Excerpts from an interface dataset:
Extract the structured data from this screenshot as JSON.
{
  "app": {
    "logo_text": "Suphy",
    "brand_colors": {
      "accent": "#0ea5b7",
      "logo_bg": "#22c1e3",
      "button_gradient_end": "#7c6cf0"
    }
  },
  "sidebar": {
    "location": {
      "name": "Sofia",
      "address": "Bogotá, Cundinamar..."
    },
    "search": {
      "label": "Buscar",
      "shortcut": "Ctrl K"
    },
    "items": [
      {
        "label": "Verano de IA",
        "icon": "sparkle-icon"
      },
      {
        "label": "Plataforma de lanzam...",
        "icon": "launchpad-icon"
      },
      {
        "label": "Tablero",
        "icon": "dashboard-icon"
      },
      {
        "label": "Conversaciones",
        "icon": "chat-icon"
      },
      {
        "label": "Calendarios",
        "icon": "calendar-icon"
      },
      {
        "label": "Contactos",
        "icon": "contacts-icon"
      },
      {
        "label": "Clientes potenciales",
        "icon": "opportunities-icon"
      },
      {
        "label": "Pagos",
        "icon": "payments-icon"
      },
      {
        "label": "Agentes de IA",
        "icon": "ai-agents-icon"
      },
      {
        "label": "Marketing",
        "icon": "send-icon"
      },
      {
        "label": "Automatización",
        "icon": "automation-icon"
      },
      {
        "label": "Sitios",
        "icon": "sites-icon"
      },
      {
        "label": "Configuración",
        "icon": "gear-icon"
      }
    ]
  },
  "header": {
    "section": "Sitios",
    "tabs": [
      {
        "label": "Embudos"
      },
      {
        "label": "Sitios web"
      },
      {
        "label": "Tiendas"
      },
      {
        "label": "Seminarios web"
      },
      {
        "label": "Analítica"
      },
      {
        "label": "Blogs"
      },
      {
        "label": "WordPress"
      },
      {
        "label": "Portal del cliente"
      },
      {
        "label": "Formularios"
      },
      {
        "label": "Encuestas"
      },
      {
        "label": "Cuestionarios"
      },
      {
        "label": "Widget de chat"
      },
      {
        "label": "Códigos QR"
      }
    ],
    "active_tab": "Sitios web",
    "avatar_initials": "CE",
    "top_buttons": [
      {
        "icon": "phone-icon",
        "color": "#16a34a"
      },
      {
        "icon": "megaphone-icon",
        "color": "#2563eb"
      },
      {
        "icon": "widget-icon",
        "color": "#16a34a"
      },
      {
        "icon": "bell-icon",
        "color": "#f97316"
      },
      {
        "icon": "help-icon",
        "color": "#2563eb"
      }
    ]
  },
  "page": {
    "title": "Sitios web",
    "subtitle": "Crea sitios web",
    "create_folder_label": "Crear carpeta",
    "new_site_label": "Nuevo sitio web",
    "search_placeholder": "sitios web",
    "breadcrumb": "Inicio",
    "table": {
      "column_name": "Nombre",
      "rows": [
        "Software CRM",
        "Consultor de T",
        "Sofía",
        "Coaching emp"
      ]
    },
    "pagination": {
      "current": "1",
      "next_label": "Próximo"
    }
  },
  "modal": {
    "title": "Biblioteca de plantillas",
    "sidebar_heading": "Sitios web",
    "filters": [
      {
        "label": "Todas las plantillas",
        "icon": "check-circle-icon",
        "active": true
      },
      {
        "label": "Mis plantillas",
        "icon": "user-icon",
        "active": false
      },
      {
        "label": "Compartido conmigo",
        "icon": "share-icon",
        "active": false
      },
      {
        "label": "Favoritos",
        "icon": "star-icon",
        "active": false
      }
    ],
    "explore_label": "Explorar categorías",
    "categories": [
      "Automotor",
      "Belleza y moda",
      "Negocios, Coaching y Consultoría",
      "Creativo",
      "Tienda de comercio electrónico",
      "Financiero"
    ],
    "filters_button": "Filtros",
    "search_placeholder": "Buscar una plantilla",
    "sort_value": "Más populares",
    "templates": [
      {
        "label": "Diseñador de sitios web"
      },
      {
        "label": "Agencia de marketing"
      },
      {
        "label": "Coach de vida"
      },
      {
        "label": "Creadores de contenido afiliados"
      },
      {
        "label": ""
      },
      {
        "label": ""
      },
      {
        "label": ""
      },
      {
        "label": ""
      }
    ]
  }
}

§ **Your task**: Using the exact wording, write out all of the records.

§ **Answer to this exercise**:
Extract the structured data from this screenshot as JSON.
{
  "app": {
    "logo_text": "Suphy",
    "brand_colors": {
      "accent": "#0ea5b7",
      "logo_bg": "#22c1e3",
      "button_gradient_end": "#7c6cf0"
    }
  },
  "sidebar": {
    "location": {
      "name": "Sofia",
      "address": "Bogotá, Cundinamar..."
    },
    "search": {
      "label": "Buscar",
      "shortcut": "Ctrl K"
    },
    "items": [
      {
        "label": "Verano de IA",
        "icon": "sparkle-icon"
      },
      {
        "label": "Plataforma de lanzam...",
        "icon": "launchpad-icon"
      },
      {
        "label": "Tablero",
        "icon": "dashboard-icon"
      },
      {
        "label": "Conversaciones",
        "icon": "chat-icon"
      },
      {
        "label": "Calendarios",
        "icon": "calendar-icon"
      },
      {
        "label": "Contactos",
        "icon": "contacts-icon"
      },
      {
        "label": "Clientes potenciales",
        "icon": "opportunities-icon"
      },
      {
        "label": "Pagos",
        "icon": "payments-icon"
      },
      {
        "label": "Agentes de IA",
        "icon": "ai-agents-icon"
      },
      {
        "label": "Marketing",
        "icon": "send-icon"
      },
      {
        "label": "Automatización",
        "icon": "automation-icon"
      },
      {
        "label": "Sitios",
        "icon": "sites-icon"
      },
      {
        "label": "Configuración",
        "icon": "gear-icon"
      }
    ]
  },
  "header": {
    "section": "Sitios",
    "tabs": [
      {
        "label": "Embudos"
      },
      {
        "label": "Sitios web"
      },
      {
        "label": "Tiendas"
      },
      {
        "label": "Seminarios web"
      },
      {
        "label": "Analítica"
      },
      {
        "label": "Blogs"
      },
      {
        "label": "WordPress"
      },
      {
        "label": "Portal del cliente"
      },
      {
        "label": "Formularios"
      },
      {
        "label": "Encuestas"
      },
      {
        "label": "Cuestionarios"
      },
      {
        "label": "Widget de chat"
      },
      {
        "label": "Códigos QR"
      }
    ],
    "active_tab": "Sitios web",
    "avatar_initials": "CE",
    "top_buttons": [
      {
        "icon": "phone-icon",
        "color": "#16a34a"
      },
      {
        "icon": "megaphone-icon",
        "color": "#2563eb"
      },
      {
        "icon": "widget-icon",
        "color": "#16a34a"
      },
      {
        "icon": "bell-icon",
        "color": "#f97316"
      },
      {
        "icon": "help-icon",
        "color": "#2563eb"
      }
    ]
  },
  "page": {
    "title": "Sitios web",
    "subtitle": "Crea sitios web",
    "create_folder_label": "Crear carpeta",
    "new_site_label": "Nuevo sitio web",
    "search_placeholder": "sitios web",
    "breadcrumb": "Inicio",
    "table": {
      "column_name": "Nombre",
      "rows": [
        "Software CRM",
        "Consultor de T",
        "Sofía",
        "Coaching emp"
      ]
    },
    "pagination": {
      "current": "1",
      "next_label": "Próximo"
    }
  },
  "modal": {
    "title": "Biblioteca de plantillas",
    "sidebar_heading": "Sitios web",
    "filters": [
      {
        "label": "Todas las plantillas",
        "icon": "check-circle-icon",
        "active": true
      },
      {
        "label": "Mis plantillas",
        "icon": "user-icon",
        "active": false
      },
      {
        "label": "Compartido conmigo",
        "icon": "share-icon",
        "active": false
      },
      {
        "label": "Favoritos",
        "icon": "star-icon",
        "active": false
      }
    ],
    "explore_label": "Explorar categorías",
    "categories": [
      "Automotor",
      "Belleza y moda",
      "Negocios, Coaching y Consultoría",
      "Creativo",
      "Tienda de comercio electrónico",
      "Financiero"
    ],
    "filters_button": "Filtros",
    "search_placeholder": "Buscar una plantilla",
    "sort_value": "Más populares",
    "templates": [
      {
        "label": "Diseñador de sitios web"
      },
      {
        "label": "Agencia de marketing"
      },
      {
        "label": "Coach de vida"
      },
      {
        "label": "Creadores de contenido afiliados"
      },
      {
        "label": ""
      },
      {
        "label": ""
      },
      {
        "label": ""
      },
      {
        "label": ""
      }
    ]
  }
}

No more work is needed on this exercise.